Your instructions: Please write out every line of the material, leaving out any picture.

[[ Exercise data, beginning ]]

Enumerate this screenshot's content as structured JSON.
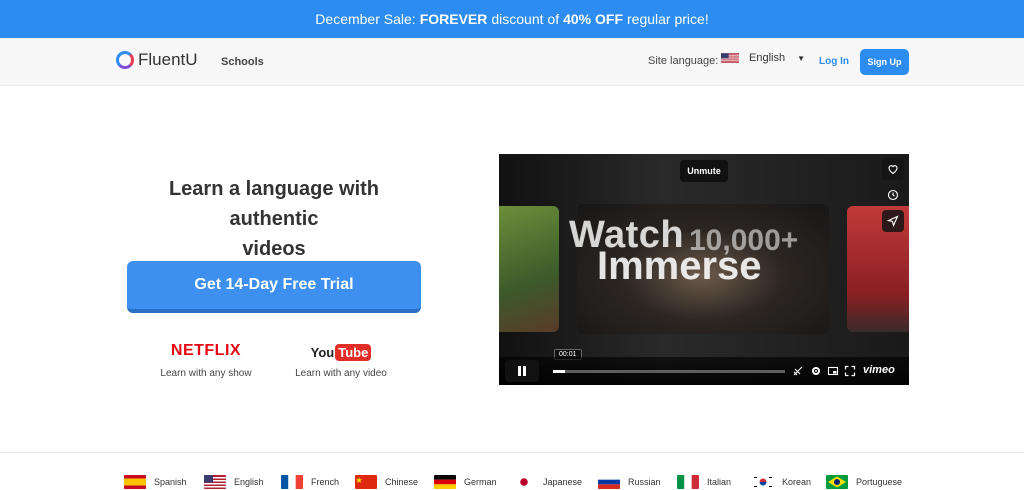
{
  "promo": {
    "prefix": "December Sale:",
    "highlight": "FOREVER",
    "middle": "discount of",
    "percent": "40% OFF",
    "suffix": "regular price!",
    "background": "#2d8cf0"
  },
  "nav": {
    "logo_text": "FluentU",
    "schools": "Schools",
    "site_language_label": "Site language:",
    "language_value": "English",
    "login": "Log In",
    "signup": "Sign Up"
  },
  "hero": {
    "headline_line1": "Learn a language with authentic",
    "headline_line2": "videos",
    "cta": "Get 14-Day Free Trial"
  },
  "brands": [
    {
      "name": "NETFLIX",
      "caption": "Learn with any show"
    },
    {
      "name_you": "You",
      "name_tube": "Tube",
      "caption": "Learn with any video"
    }
  ],
  "video": {
    "unmute": "Unmute",
    "overlay_watch": "Watch",
    "overlay_count": "10,000+",
    "overlay_immerse": "Immerse",
    "time": "00:01",
    "progress": 0.05,
    "brand": "vimeo"
  },
  "languages": [
    {
      "label": "Spanish",
      "flag": "es"
    },
    {
      "label": "English",
      "flag": "us"
    },
    {
      "label": "French",
      "flag": "fr"
    },
    {
      "label": "Chinese",
      "flag": "cn"
    },
    {
      "label": "German",
      "flag": "de"
    },
    {
      "label": "Japanese",
      "flag": "jp"
    },
    {
      "label": "Russian",
      "flag": "ru"
    },
    {
      "label": "Italian",
      "flag": "it"
    },
    {
      "label": "Korean",
      "flag": "kr"
    },
    {
      "label": "Portuguese",
      "flag": "br"
    }
  ]
}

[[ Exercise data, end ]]

Response for this exercise:
Enumerate this screenshot's content as structured JSON.
{
  "promo": {
    "prefix": "December Sale:",
    "highlight": "FOREVER",
    "middle": "discount of",
    "percent": "40% OFF",
    "suffix": "regular price!",
    "background": "#2d8cf0"
  },
  "nav": {
    "logo_text": "FluentU",
    "schools": "Schools",
    "site_language_label": "Site language:",
    "language_value": "English",
    "login": "Log In",
    "signup": "Sign Up"
  },
  "hero": {
    "headline_line1": "Learn a language with authentic",
    "headline_line2": "videos",
    "cta": "Get 14-Day Free Trial"
  },
  "brands": [
    {
      "name": "NETFLIX",
      "caption": "Learn with any show"
    },
    {
      "name_you": "You",
      "name_tube": "Tube",
      "caption": "Learn with any video"
    }
  ],
  "video": {
    "unmute": "Unmute",
    "overlay_watch": "Watch",
    "overlay_count": "10,000+",
    "overlay_immerse": "Immerse",
    "time": "00:01",
    "progress": 0.05,
    "brand": "vimeo"
  },
  "languages": [
    {
      "label": "Spanish",
      "flag": "es"
    },
    {
      "label": "English",
      "flag": "us"
    },
    {
      "label": "French",
      "flag": "fr"
    },
    {
      "label": "Chinese",
      "flag": "cn"
    },
    {
      "label": "German",
      "flag": "de"
    },
    {
      "label": "Japanese",
      "flag": "jp"
    },
    {
      "label": "Russian",
      "flag": "ru"
    },
    {
      "label": "Italian",
      "flag": "it"
    },
    {
      "label": "Korean",
      "flag": "kr"
    },
    {
      "label": "Portuguese",
      "flag": "br"
    }
  ]
}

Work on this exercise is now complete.